Code quality should be a high priority for a coder. NDepend is a tool that helps coders to sniff out the smells in their code. After a friendly chat with the NDepend's author, Patrick Smacchia, I got started using the tool on my projects.
Installation on Linux
The functionality of NDepend on Linux or Mac is not as expansive as on Windows. Installing NDepend on Linux is described here. It boils down to downloading the binaries and running a command to register the license. After registering the license, you can generate a report for a solution. Applying NDepend to a solution is fairly simple. The CLI creates a .ndproj file that we can use to generate a report. Report generation is the same functionality that you would use in a build server and is in an HTML format. I simply host this on a local web server.
NDepend gives you a score on the amount of technical debt in your solution. I'm quite happy that I've received an "A" rating. However, my code isn't perfect. 3.52% debt as you can see. There are many things that the report picks up that Visual Studio or Rider doesn't. Here are some of the things that I experienced.
- Smurf detection: 'Avoid prefixing the type name with parent namespace name'. It does happen quite a bit in my code base.
- Avoid methods with too many parameters: This is often a sign that the method does too much and the code should be split up.
- Avoid types being too big: This rule matches types with more than 200 lines of code.
- Avoid having different types with the same name.
- Attribute class name should be suffixed with 'Attribute'
- Avoid non-readonly static fields.
NDepend lets you see the debt per namespace. A nice way to determine debt in a certain area of your code. You can also set the parts of your code that don't need to be analyzed.
A few improvements on the Linux side
NDepend does offer the functionality for Linux and Mac users, but the richest experience is offered to Windows users.
- Tooling for VS code or Rider: Visual Studio has a plugin, but no other IDEs has this.
- A nicer CLI experience: Calling dotnet with a fixed path isn't the perfect CLI experience. Perhaps offering NDepend as a dotnet tool that can be updated with ease. Maybe something like this: "dotnet ndepend $path $project"?
Just scratching the surface

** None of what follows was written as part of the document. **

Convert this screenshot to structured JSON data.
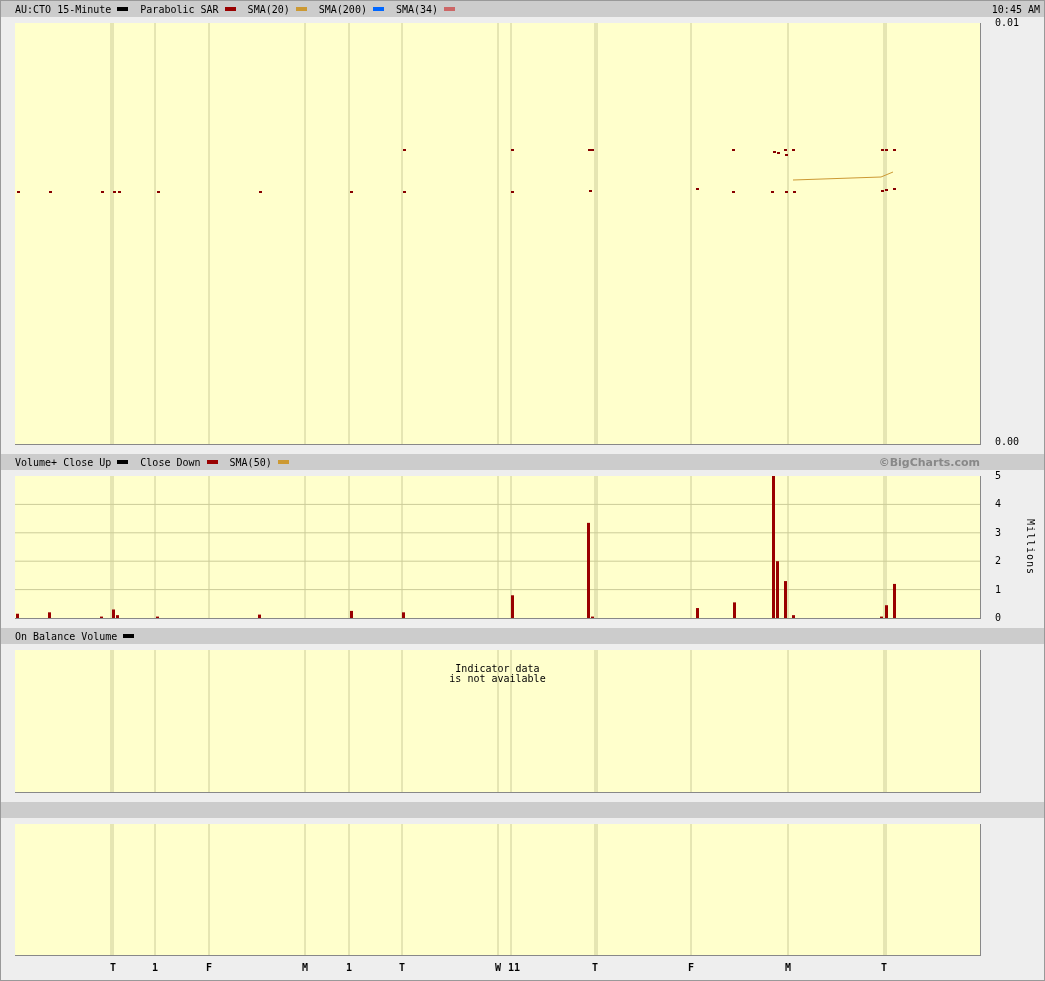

I've just been using the tool for a few weeks and will be exploring NDepend more in the future. I recommend reading about the rules to truly understand the scope of this project.